I’m working on an article about current business conditions in the rental market and having gotten into the habit over the past year or so of contacting people more through e-mail and social media, I decided this time it would be fun and maybe more efficient to use the old-fashioned telephone. I don’t have a lot of time so I thought I’d like to get some immediate response. From some of the responsesI’ve gotten from people answering the phone, I’m getting the idea that the telephone really is outdated, because some people don’t seem to have ever used one before. And since in 2013 people use smartphones a whole lot more, it doesn’t mean they don’t use what we now call landlines. And just because the phones are smart, it apparently does not mean the people using them fit that description.
So today I’ve called about 15 rental companies looking for people, generally owners and managers, to talk to about how the rental industry is recovering from the recession. I hadn’t been thinking about telephone etiquette before starting on this project, but I’m definitely thinking of it now and I’m quite amazed that it’s still, apparently, a huge issue in the rental business. About half of the calls I made I got an automated system. That’s OK, I get that, it’s common nowadays, but I can’t help thinking that if I was a contractor looking to find a piece of equipment and didn’t want to wait all day for callbacks, I might like to get a real person on the phone.
If I did get a live person on the phone, I might like to talk to somebody who was friendly and ready to help. In one case I called and asked for the owner by name, asking if he was in. The person answering the phone – and I get that he may have been busy at the counter – answered “No” and hung up. I thought, I must be on hold, but after waiting a few minutes I realized he wasn’t coming back. I called back, again asking for the owner by name, same guy on the phone told me “Hold on” and put me on hold. I could tell I was actually on hold because the time was clicking on my phone screen, and after more than five minutes of waiting in total silence, the line went dead.
Not to be deterred, I called a third time, this time a different person answered, and he also said “Hold on” and put me on hold. After close to three minutes, I was put into a voicemail system but I didn’t hear the owner’s name or voice, it was just a generic computer voice telling me to leave a message after the tone. I left the message and hung up, wondering if the call reached the intended person.
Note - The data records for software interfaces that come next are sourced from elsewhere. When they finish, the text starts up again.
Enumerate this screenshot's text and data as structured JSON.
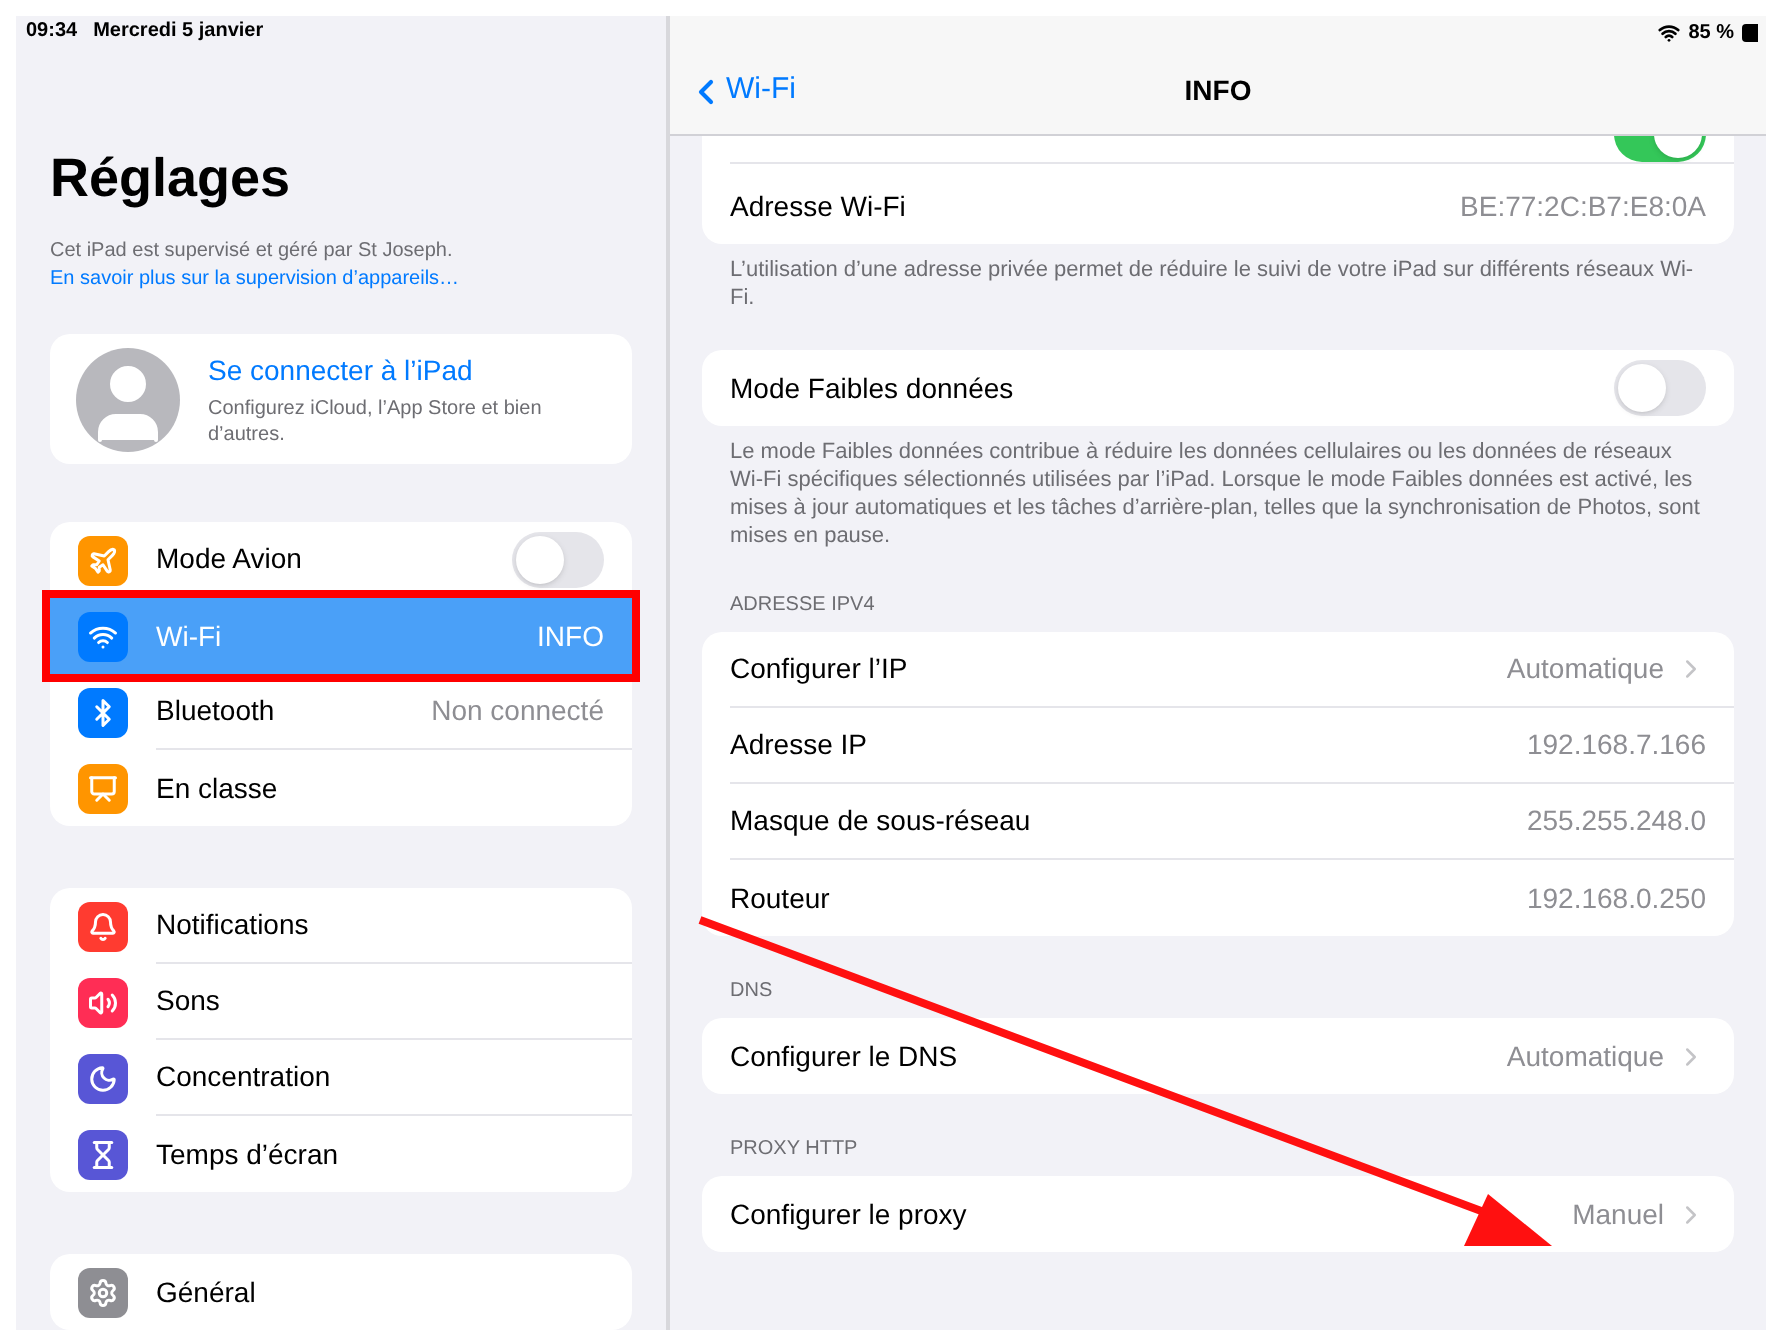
{
  "status_bar": {
    "time": "09:34",
    "date": "Mercredi 5 janvier",
    "battery": "85 %"
  },
  "sidebar": {
    "title": "Réglages",
    "note": "Cet iPad est supervisé et géré par St Joseph.",
    "note_link": "En savoir plus sur la supervision d’appareils…",
    "account": {
      "title": "Se connecter à l’iPad",
      "subtitle": "Configurez iCloud, l’App Store et bien d’autres."
    },
    "groups": [
      {
        "items": [
          {
            "label": "Mode Avion",
            "kind": "toggle",
            "on": false,
            "selected": false,
            "annotated": false,
            "color": "#ff9500"
          },
          {
            "label": "Wi-Fi",
            "kind": "value",
            "value": "INFO",
            "selected": true,
            "annotated": true,
            "color": "#007aff"
          },
          {
            "label": "Bluetooth",
            "kind": "value",
            "value": "Non connecté",
            "selected": false,
            "annotated": false,
            "color": "#007aff"
          },
          {
            "label": "En classe",
            "kind": "plain",
            "selected": false,
            "annotated": false,
            "color": "#ff9500"
          }
        ]
      },
      {
        "items": [
          {
            "label": "Notifications",
            "kind": "plain",
            "selected": false,
            "annotated": false,
            "color": "#ff3b30"
          },
          {
            "label": "Sons",
            "kind": "plain",
            "selected": false,
            "annotated": false,
            "color": "#ff2d55"
          },
          {
            "label": "Concentration",
            "kind": "plain",
            "selected": false,
            "annotated": false,
            "color": "#5856d6"
          },
          {
            "label": "Temps d’écran",
            "kind": "plain",
            "selected": false,
            "annotated": false,
            "color": "#5856d6"
          }
        ]
      },
      {
        "items": [
          {
            "label": "Général",
            "kind": "plain",
            "selected": false,
            "annotated": false,
            "color": "#8e8e93"
          }
        ]
      }
    ]
  },
  "detail": {
    "back": "Wi-Fi",
    "title": "INFO",
    "sections": [
      {
        "rows": [
          {
            "kind": "toggle",
            "on": true
          },
          {
            "kind": "value",
            "label": "Adresse Wi-Fi",
            "value": "BE:77:2C:B7:E8:0A"
          }
        ],
        "footer": "L’utilisation d’une adresse privée permet de réduire le suivi de votre iPad sur différents réseaux Wi-Fi."
      },
      {
        "rows": [
          {
            "kind": "toggle",
            "label": "Mode Faibles données",
            "on": false
          }
        ],
        "footer": "Le mode Faibles données contribue à réduire les données cellulaires ou les données de réseaux Wi-Fi spécifiques sélectionnés utilisées par l’iPad. Lorsque le mode Faibles données est activé, les mises à jour automatiques et les tâches d’arrière-plan, telles que la synchronisation de Photos, sont mises en pause."
      },
      {
        "header": "ADRESSE IPV4",
        "rows": [
          {
            "kind": "link",
            "label": "Configurer l’IP",
            "value": "Automatique"
          },
          {
            "kind": "value",
            "label": "Adresse IP",
            "value": "192.168.7.166"
          },
          {
            "kind": "value",
            "label": "Masque de sous-réseau",
            "value": "255.255.248.0"
          },
          {
            "kind": "value",
            "label": "Routeur",
            "value": "192.168.0.250"
          }
        ]
      },
      {
        "header": "DNS",
        "rows": [
          {
            "kind": "link",
            "label": "Configurer le DNS",
            "value": "Automatique"
          }
        ]
      },
      {
        "header": "PROXY HTTP",
        "rows": [
          {
            "kind": "link",
            "label": "Configurer le proxy",
            "value": "Manuel"
          }
        ]
      }
    ]
  }
}
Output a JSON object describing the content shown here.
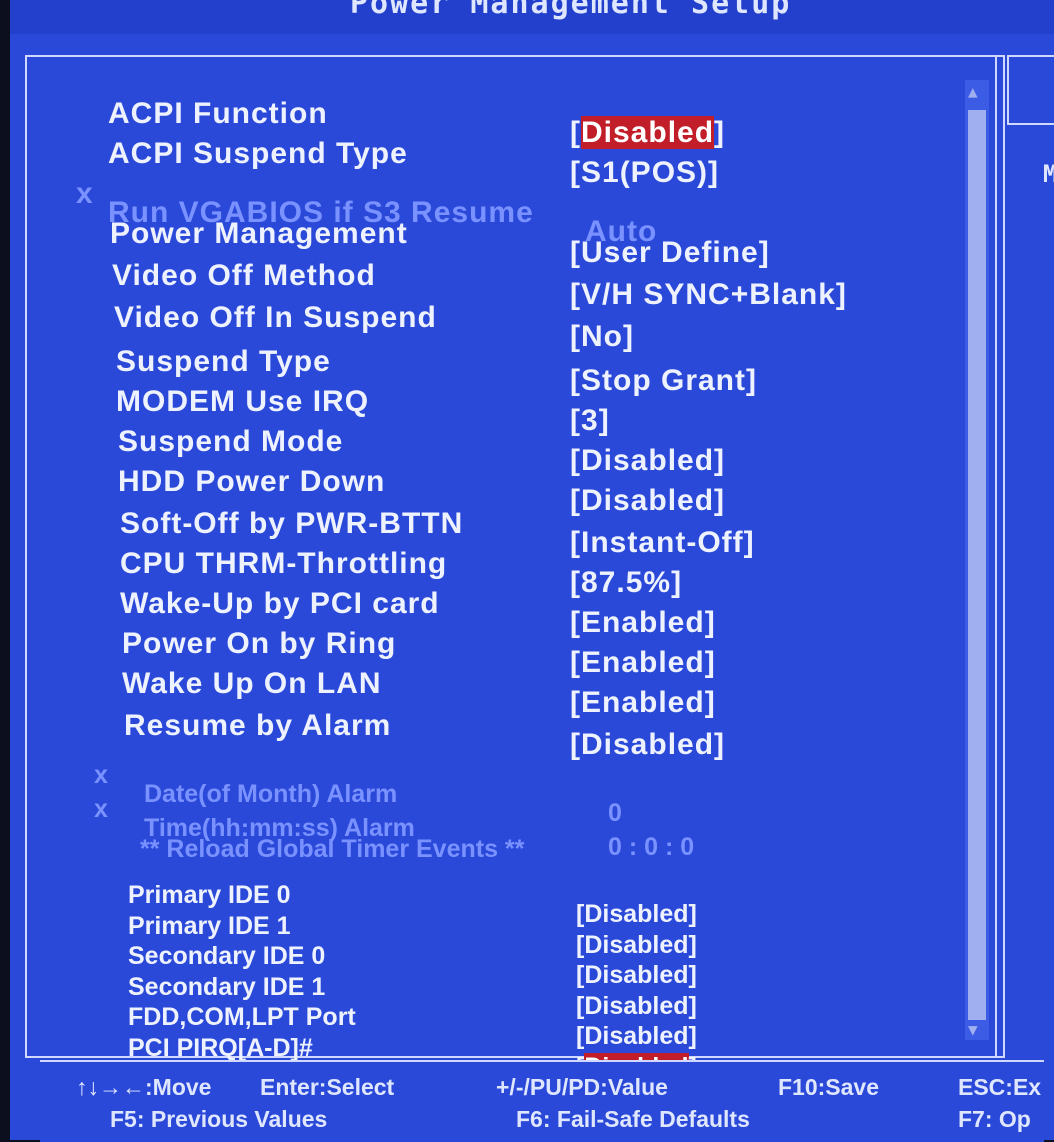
{
  "title": "Power Management Setup",
  "help_letter": "M",
  "scroll": {
    "up": "▲",
    "down": "▼"
  },
  "settings": [
    {
      "label": "ACPI Function",
      "value": "Disabled",
      "highlight": true
    },
    {
      "label": "ACPI Suspend Type",
      "value": "S1(POS)"
    },
    {
      "label": "Run VGABIOS if S3 Resume",
      "value": "Auto",
      "disabled": true
    },
    {
      "label": "Power Management",
      "value": "User Define"
    },
    {
      "label": "Video Off Method",
      "value": "V/H SYNC+Blank"
    },
    {
      "label": "Video Off In Suspend",
      "value": "No"
    },
    {
      "label": "Suspend Type",
      "value": "Stop Grant"
    },
    {
      "label": "MODEM Use IRQ",
      "value": "3"
    },
    {
      "label": "Suspend Mode",
      "value": "Disabled"
    },
    {
      "label": "HDD Power Down",
      "value": "Disabled"
    },
    {
      "label": "Soft-Off by PWR-BTTN",
      "value": "Instant-Off"
    },
    {
      "label": "CPU THRM-Throttling",
      "value": "87.5%"
    },
    {
      "label": "Wake-Up by PCI card",
      "value": "Enabled"
    },
    {
      "label": "Power On by Ring",
      "value": "Enabled"
    },
    {
      "label": "Wake Up On LAN",
      "value": "Enabled"
    },
    {
      "label": "Resume by Alarm",
      "value": "Disabled"
    }
  ],
  "alarm_settings": [
    {
      "label": "Date(of Month) Alarm",
      "value": "0"
    },
    {
      "label": "Time(hh:mm:ss) Alarm",
      "value": "0 : 0 : 0"
    }
  ],
  "reload_header": "** Reload Global Timer Events **",
  "timer_events": [
    {
      "label": "Primary IDE 0",
      "value": "Disabled"
    },
    {
      "label": "Primary IDE 1",
      "value": "Disabled"
    },
    {
      "label": "Secondary IDE 0",
      "value": "Disabled"
    },
    {
      "label": "Secondary IDE 1",
      "value": "Disabled"
    },
    {
      "label": "FDD,COM,LPT Port",
      "value": "Disabled"
    },
    {
      "label": "PCI PIRQ[A-D]#",
      "value": "Disabled",
      "highlight": true
    }
  ],
  "keys": {
    "move": "↑↓→←:Move",
    "select": "Enter:Select",
    "value": "+/-/PU/PD:Value",
    "save": "F10:Save",
    "esc": "ESC:Ex",
    "prev": "F5: Previous Values",
    "failsafe": "F6: Fail-Safe Defaults",
    "opt": "F7: Op"
  },
  "colors": {
    "background": "#2a49d9",
    "highlight": "#c11e2a",
    "dim": "#7a92ff"
  }
}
A couple of other phone answerers were clipped and almost rude until I got the recipient of the day, inspiring me to write this blog. I asked for the owner, he told me “he retired” and hung up the phone. Did this person know who I was or why I was calling? Did he know for sure I wasn’t interested in renting equipment? Maybe that owner retired but he’s the person I know at that company so I call and ask for him, right? Even if he has caller ID and it read “Penton Media,” would he know for sure I wasn’t calling to rent equipment? Of course not. I called back and said, “Hey, I’m the guy who just called asking for ‘John Doe’ ” and he rudely hung up again.
I’m restraining myself from mentioning the names of these rental companies in this blog. If it happens again, I might re-think that.
Several of the people who answered the phone today were professional and polite as you would expect, either taking the message themselves or transferring me to the recipients’ voicemail. But more than half were either inefficient or downright rude and I was very shocked to find that this industry still faces this kind of issue.
Maybe business is so fantastic that you don’t care if your staff alienates customers or potential customers. I know business is better this year, but it’s not that good, nor should it ever be.
So yes I know that more business is being transacted electronically than in the past, and a lot of regular customers call or text to a particular salesperson when they want to rent equipment. But a whole lot of rental business is still done the old-fashioned way, with people calling in by phone. And if you can’t answer the phone in a professional way, maybe you need to look for a different type of work. Most of you reading this are probably owners and managers and it could very well be your own staff is letting you down through a lack of professionalism.
Maybe you’re busy now, business is better and it’s summertime and the rentals are easy, but I suggest you consider monitoring how your staff is doing on this very simple sales technique. There are a lot of available programs and trainers that can help with teaching professional telephone etiquette.
A couple of you might be thinking, “Roth, this is old stuff, and you’ve written about it before, don’t you have anything new to write about?” Yeah I do, and I was working on that but I got distracted by this very old issue that, sadly enough, hasn’t gone away, even in the rental industry in 2013.